» **WHAT TO DO**:
All of the entries below need repeating exactly, apart from their images.

» **DATASET EXCERPTS**:

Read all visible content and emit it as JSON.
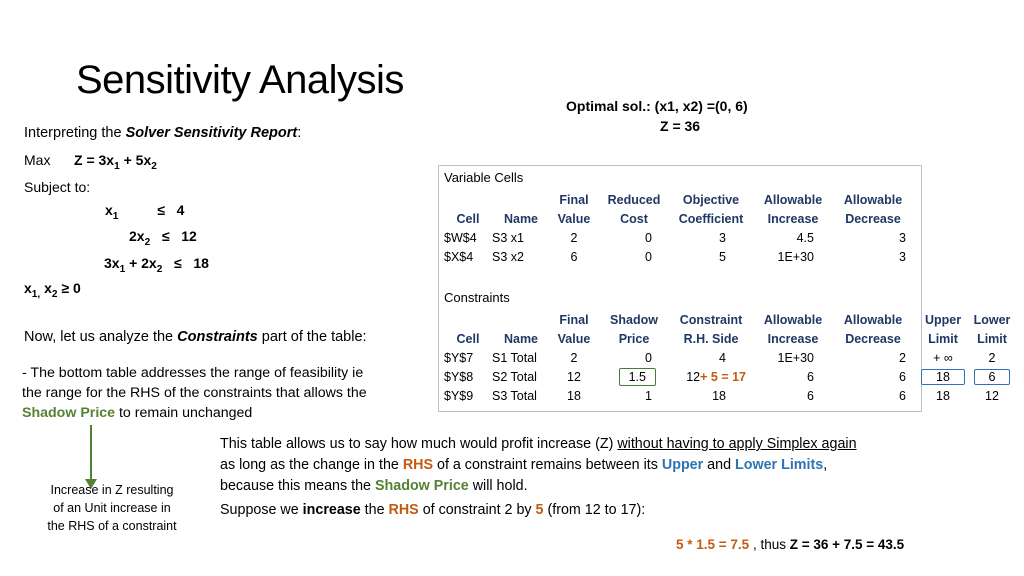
{
  "title": "Sensitivity Analysis",
  "intro": {
    "prefix": "Interpreting the ",
    "emph": "Solver Sensitivity Report",
    "suffix": ":"
  },
  "model": {
    "max_label": "Max",
    "objective": "Z = 3x1 + 5x2",
    "subject_to": "Subject to:",
    "constraint1": "x1      ≤   4",
    "constraint2": "2x2  ≤   12",
    "constraint3": "3x1 + 2x2   ≤   18",
    "nonneg": "x1, x2 ≥ 0"
  },
  "now_analyze": {
    "prefix": "Now, let us analyze the ",
    "emph": "Constraints",
    "suffix": " part of the table:"
  },
  "bottom_table_note": {
    "line1": "- The bottom table addresses the range of feasibility ie",
    "line2": "the range for the RHS of the constraints that allows the",
    "line3_green": "Shadow Price",
    "line3_rest": " to remain unchanged"
  },
  "arrow_caption": {
    "line1": "Increase in Z resulting",
    "line2": "of an Unit increase in",
    "line3": "the RHS of a constraint"
  },
  "optimal": {
    "solution": "Optimal sol.:  (x1, x2) =(0, 6)",
    "z": "Z = 36"
  },
  "report": {
    "variable_cells_label": "Variable Cells",
    "constraints_label": "Constraints",
    "variable_cells": {
      "headers_top": [
        "",
        "",
        "Final",
        "Reduced",
        "Objective",
        "Allowable",
        "Allowable"
      ],
      "headers_bottom": [
        "Cell",
        "Name",
        "Value",
        "Cost",
        "Coefficient",
        "Increase",
        "Decrease"
      ],
      "rows": [
        [
          "$W$4",
          "S3 x1",
          "2",
          "0",
          "3",
          "4.5",
          "3"
        ],
        [
          "$X$4",
          "S3 x2",
          "6",
          "0",
          "5",
          "1E+30",
          "3"
        ]
      ]
    },
    "constraints": {
      "headers_top": [
        "",
        "",
        "Final",
        "Shadow",
        "Constraint",
        "Allowable",
        "Allowable"
      ],
      "headers_bottom": [
        "Cell",
        "Name",
        "Value",
        "Price",
        "R.H. Side",
        "Increase",
        "Decrease"
      ],
      "rows": [
        {
          "cell": "$Y$7",
          "name": "S1 Total",
          "final": "2",
          "shadow": "0",
          "rhs": "4",
          "rhs_extra": "",
          "increase": "1E+30",
          "decrease": "2"
        },
        {
          "cell": "$Y$8",
          "name": "S2 Total",
          "final": "12",
          "shadow": "1.5",
          "rhs": "12",
          "rhs_extra": "+ 5 = 17",
          "increase": "6",
          "decrease": "6"
        },
        {
          "cell": "$Y$9",
          "name": "S3 Total",
          "final": "18",
          "shadow": "1",
          "rhs": "18",
          "rhs_extra": "",
          "increase": "6",
          "decrease": "6"
        }
      ]
    },
    "limits": {
      "upper_header": [
        "Upper",
        "Limit"
      ],
      "lower_header": [
        "Lower",
        "Limit"
      ],
      "rows": [
        {
          "upper": "+ ∞",
          "lower": "2"
        },
        {
          "upper": "18",
          "lower": "6"
        },
        {
          "upper": "18",
          "lower": "12"
        }
      ]
    }
  },
  "explanation": {
    "p1_a": "This table allows us to say how much would profit increase (Z) ",
    "p1_underline": "without having to apply Simplex again",
    "p1_b": "as long as the change in the ",
    "p1_rhs": "RHS",
    "p1_c": " of a constraint remains between its ",
    "p1_upper": "Upper",
    "p1_d": " and ",
    "p1_lower": "Lower Limits",
    "p1_e": ",",
    "p1_f": "because this means the ",
    "p1_shadow": "Shadow Price",
    "p1_g": " will hold.",
    "p2_a": "Suppose we ",
    "p2_increase": "increase",
    "p2_b": " the ",
    "p2_rhs": "RHS",
    "p2_c": " of constraint 2 by ",
    "p2_five": "5",
    "p2_d": " (from 12 to 17):",
    "p3_a": "5 * 1.5 = 7.5",
    "p3_b": " ,  thus  ",
    "p3_c": "Z = 36 + 7.5 = 43.5"
  },
  "colors": {
    "header_blue": "#1f3864",
    "green": "#548235",
    "orange": "#c55a11",
    "link_blue": "#2e74b5"
  }
}
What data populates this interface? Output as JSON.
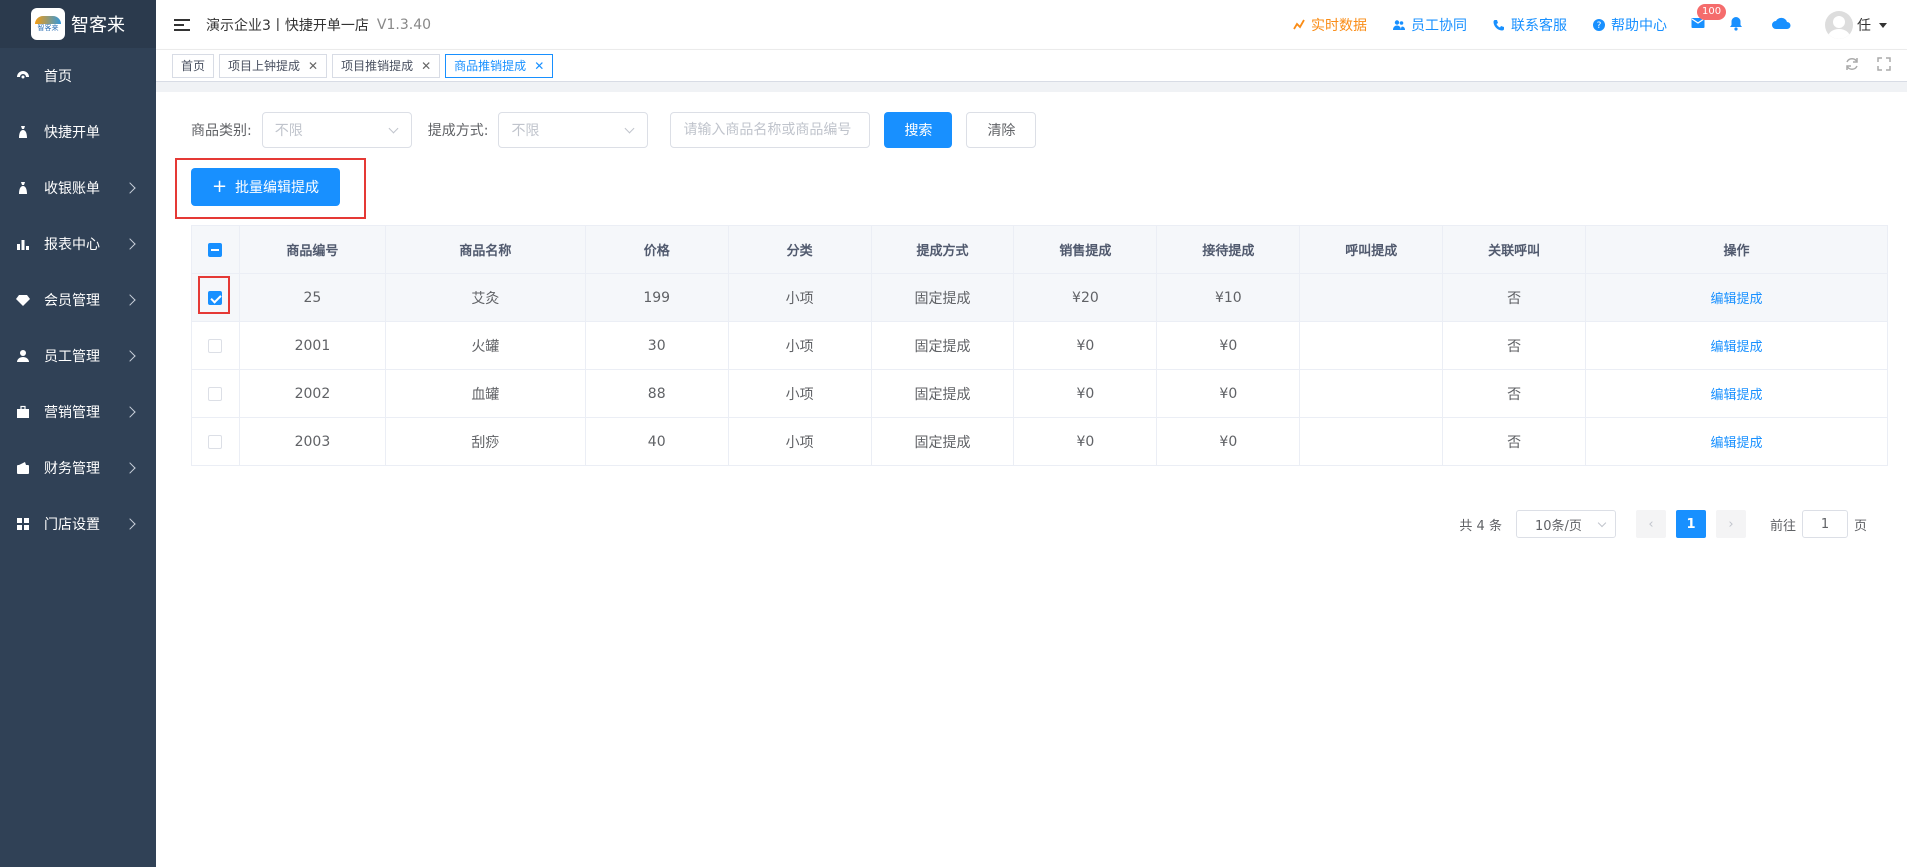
{
  "sidebar": {
    "logo_text": "智客来",
    "logo_mini": "智客来",
    "items": [
      {
        "label": "首页"
      },
      {
        "label": "快捷开单"
      },
      {
        "label": "收银账单"
      },
      {
        "label": "报表中心"
      },
      {
        "label": "会员管理"
      },
      {
        "label": "员工管理"
      },
      {
        "label": "营销管理"
      },
      {
        "label": "财务管理"
      },
      {
        "label": "门店设置"
      }
    ]
  },
  "header": {
    "company": "演示企业3丨快捷开单一店",
    "version": "V1.3.40",
    "links": {
      "realtime": "实时数据",
      "staff": "员工协同",
      "service": "联系客服",
      "help": "帮助中心"
    },
    "mail_badge": "100",
    "user": "任"
  },
  "tabs": [
    {
      "label": "首页"
    },
    {
      "label": "项目上钟提成"
    },
    {
      "label": "项目推销提成"
    },
    {
      "label": "商品推销提成"
    }
  ],
  "filters": {
    "category_label": "商品类别:",
    "category_value": "不限",
    "method_label": "提成方式:",
    "method_value": "不限",
    "search_placeholder": "请输入商品名称或商品编号",
    "search_btn": "搜索",
    "clear_btn": "清除"
  },
  "batch_btn": "批量编辑提成",
  "table": {
    "headers": [
      "商品编号",
      "商品名称",
      "价格",
      "分类",
      "提成方式",
      "销售提成",
      "接待提成",
      "呼叫提成",
      "关联呼叫",
      "操作"
    ],
    "rows": [
      {
        "id": "25",
        "name": "艾灸",
        "price": "199",
        "cat": "小项",
        "method": "固定提成",
        "sale": "¥20",
        "recv": "¥10",
        "call": "",
        "linked": "否",
        "action": "编辑提成"
      },
      {
        "id": "2001",
        "name": "火罐",
        "price": "30",
        "cat": "小项",
        "method": "固定提成",
        "sale": "¥0",
        "recv": "¥0",
        "call": "",
        "linked": "否",
        "action": "编辑提成"
      },
      {
        "id": "2002",
        "name": "血罐",
        "price": "88",
        "cat": "小项",
        "method": "固定提成",
        "sale": "¥0",
        "recv": "¥0",
        "call": "",
        "linked": "否",
        "action": "编辑提成"
      },
      {
        "id": "2003",
        "name": "刮痧",
        "price": "40",
        "cat": "小项",
        "method": "固定提成",
        "sale": "¥0",
        "recv": "¥0",
        "call": "",
        "linked": "否",
        "action": "编辑提成"
      }
    ]
  },
  "pagination": {
    "total": "共 4 条",
    "page_size": "10条/页",
    "current": "1",
    "goto_prefix": "前往",
    "goto_value": "1",
    "goto_suffix": "页"
  },
  "colors": {
    "primary": "#1890ff",
    "sidebar": "#304156",
    "highlight": "#e53935"
  }
}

» **REPLY TO THE EXERCISE**:
Read all visible content and emit it as JSON.
{
  "title": "Sensitivity Analysis",
  "intro": {
    "prefix": "Interpreting the ",
    "emph": "Solver Sensitivity Report",
    "suffix": ":"
  },
  "model": {
    "max_label": "Max",
    "objective": "Z = 3x1 + 5x2",
    "subject_to": "Subject to:",
    "constraint1": "x1      ≤   4",
    "constraint2": "2x2  ≤   12",
    "constraint3": "3x1 + 2x2   ≤   18",
    "nonneg": "x1, x2 ≥ 0"
  },
  "now_analyze": {
    "prefix": "Now, let us analyze the ",
    "emph": "Constraints",
    "suffix": " part of the table:"
  },
  "bottom_table_note": {
    "line1": "- The bottom table addresses the range of feasibility ie",
    "line2": "the range for the RHS of the constraints that allows the",
    "line3_green": "Shadow Price",
    "line3_rest": " to remain unchanged"
  },
  "arrow_caption": {
    "line1": "Increase in Z resulting",
    "line2": "of an Unit increase in",
    "line3": "the RHS of a constraint"
  },
  "optimal": {
    "solution": "Optimal sol.:  (x1, x2) =(0, 6)",
    "z": "Z = 36"
  },
  "report": {
    "variable_cells_label": "Variable Cells",
    "constraints_label": "Constraints",
    "variable_cells": {
      "headers_top": [
        "",
        "",
        "Final",
        "Reduced",
        "Objective",
        "Allowable",
        "Allowable"
      ],
      "headers_bottom": [
        "Cell",
        "Name",
        "Value",
        "Cost",
        "Coefficient",
        "Increase",
        "Decrease"
      ],
      "rows": [
        [
          "$W$4",
          "S3 x1",
          "2",
          "0",
          "3",
          "4.5",
          "3"
        ],
        [
          "$X$4",
          "S3 x2",
          "6",
          "0",
          "5",
          "1E+30",
          "3"
        ]
      ]
    },
    "constraints": {
      "headers_top": [
        "",
        "",
        "Final",
        "Shadow",
        "Constraint",
        "Allowable",
        "Allowable"
      ],
      "headers_bottom": [
        "Cell",
        "Name",
        "Value",
        "Price",
        "R.H. Side",
        "Increase",
        "Decrease"
      ],
      "rows": [
        {
          "cell": "$Y$7",
          "name": "S1 Total",
          "final": "2",
          "shadow": "0",
          "rhs": "4",
          "rhs_extra": "",
          "increase": "1E+30",
          "decrease": "2"
        },
        {
          "cell": "$Y$8",
          "name": "S2 Total",
          "final": "12",
          "shadow": "1.5",
          "rhs": "12",
          "rhs_extra": "+ 5 = 17",
          "increase": "6",
          "decrease": "6"
        },
        {
          "cell": "$Y$9",
          "name": "S3 Total",
          "final": "18",
          "shadow": "1",
          "rhs": "18",
          "rhs_extra": "",
          "increase": "6",
          "decrease": "6"
        }
      ]
    },
    "limits": {
      "upper_header": [
        "Upper",
        "Limit"
      ],
      "lower_header": [
        "Lower",
        "Limit"
      ],
      "rows": [
        {
          "upper": "+ ∞",
          "lower": "2"
        },
        {
          "upper": "18",
          "lower": "6"
        },
        {
          "upper": "18",
          "lower": "12"
        }
      ]
    }
  },
  "explanation": {
    "p1_a": "This table allows us to say how much would profit increase (Z) ",
    "p1_underline": "without having to apply Simplex again",
    "p1_b": "as long as the change in the ",
    "p1_rhs": "RHS",
    "p1_c": " of a constraint remains between its ",
    "p1_upper": "Upper",
    "p1_d": " and ",
    "p1_lower": "Lower Limits",
    "p1_e": ",",
    "p1_f": "because this means the ",
    "p1_shadow": "Shadow Price",
    "p1_g": " will hold.",
    "p2_a": "Suppose we ",
    "p2_increase": "increase",
    "p2_b": " the ",
    "p2_rhs": "RHS",
    "p2_c": " of constraint 2 by ",
    "p2_five": "5",
    "p2_d": " (from 12 to 17):",
    "p3_a": "5 * 1.5 = 7.5",
    "p3_b": " ,  thus  ",
    "p3_c": "Z = 36 + 7.5 = 43.5"
  },
  "colors": {
    "header_blue": "#1f3864",
    "green": "#548235",
    "orange": "#c55a11",
    "link_blue": "#2e74b5"
  }
}
What data populates this interface? Output as JSON.
{
  "sidebar": {
    "logo_text": "智客来",
    "logo_mini": "智客来",
    "items": [
      {
        "label": "首页"
      },
      {
        "label": "快捷开单"
      },
      {
        "label": "收银账单"
      },
      {
        "label": "报表中心"
      },
      {
        "label": "会员管理"
      },
      {
        "label": "员工管理"
      },
      {
        "label": "营销管理"
      },
      {
        "label": "财务管理"
      },
      {
        "label": "门店设置"
      }
    ]
  },
  "header": {
    "company": "演示企业3丨快捷开单一店",
    "version": "V1.3.40",
    "links": {
      "realtime": "实时数据",
      "staff": "员工协同",
      "service": "联系客服",
      "help": "帮助中心"
    },
    "mail_badge": "100",
    "user": "任"
  },
  "tabs": [
    {
      "label": "首页"
    },
    {
      "label": "项目上钟提成"
    },
    {
      "label": "项目推销提成"
    },
    {
      "label": "商品推销提成"
    }
  ],
  "filters": {
    "category_label": "商品类别:",
    "category_value": "不限",
    "method_label": "提成方式:",
    "method_value": "不限",
    "search_placeholder": "请输入商品名称或商品编号",
    "search_btn": "搜索",
    "clear_btn": "清除"
  },
  "batch_btn": "批量编辑提成",
  "table": {
    "headers": [
      "商品编号",
      "商品名称",
      "价格",
      "分类",
      "提成方式",
      "销售提成",
      "接待提成",
      "呼叫提成",
      "关联呼叫",
      "操作"
    ],
    "rows": [
      {
        "id": "25",
        "name": "艾灸",
        "price": "199",
        "cat": "小项",
        "method": "固定提成",
        "sale": "¥20",
        "recv": "¥10",
        "call": "",
        "linked": "否",
        "action": "编辑提成"
      },
      {
        "id": "2001",
        "name": "火罐",
        "price": "30",
        "cat": "小项",
        "method": "固定提成",
        "sale": "¥0",
        "recv": "¥0",
        "call": "",
        "linked": "否",
        "action": "编辑提成"
      },
      {
        "id": "2002",
        "name": "血罐",
        "price": "88",
        "cat": "小项",
        "method": "固定提成",
        "sale": "¥0",
        "recv": "¥0",
        "call": "",
        "linked": "否",
        "action": "编辑提成"
      },
      {
        "id": "2003",
        "name": "刮痧",
        "price": "40",
        "cat": "小项",
        "method": "固定提成",
        "sale": "¥0",
        "recv": "¥0",
        "call": "",
        "linked": "否",
        "action": "编辑提成"
      }
    ]
  },
  "pagination": {
    "total": "共 4 条",
    "page_size": "10条/页",
    "current": "1",
    "goto_prefix": "前往",
    "goto_value": "1",
    "goto_suffix": "页"
  },
  "colors": {
    "primary": "#1890ff",
    "sidebar": "#304156",
    "highlight": "#e53935"
  }
}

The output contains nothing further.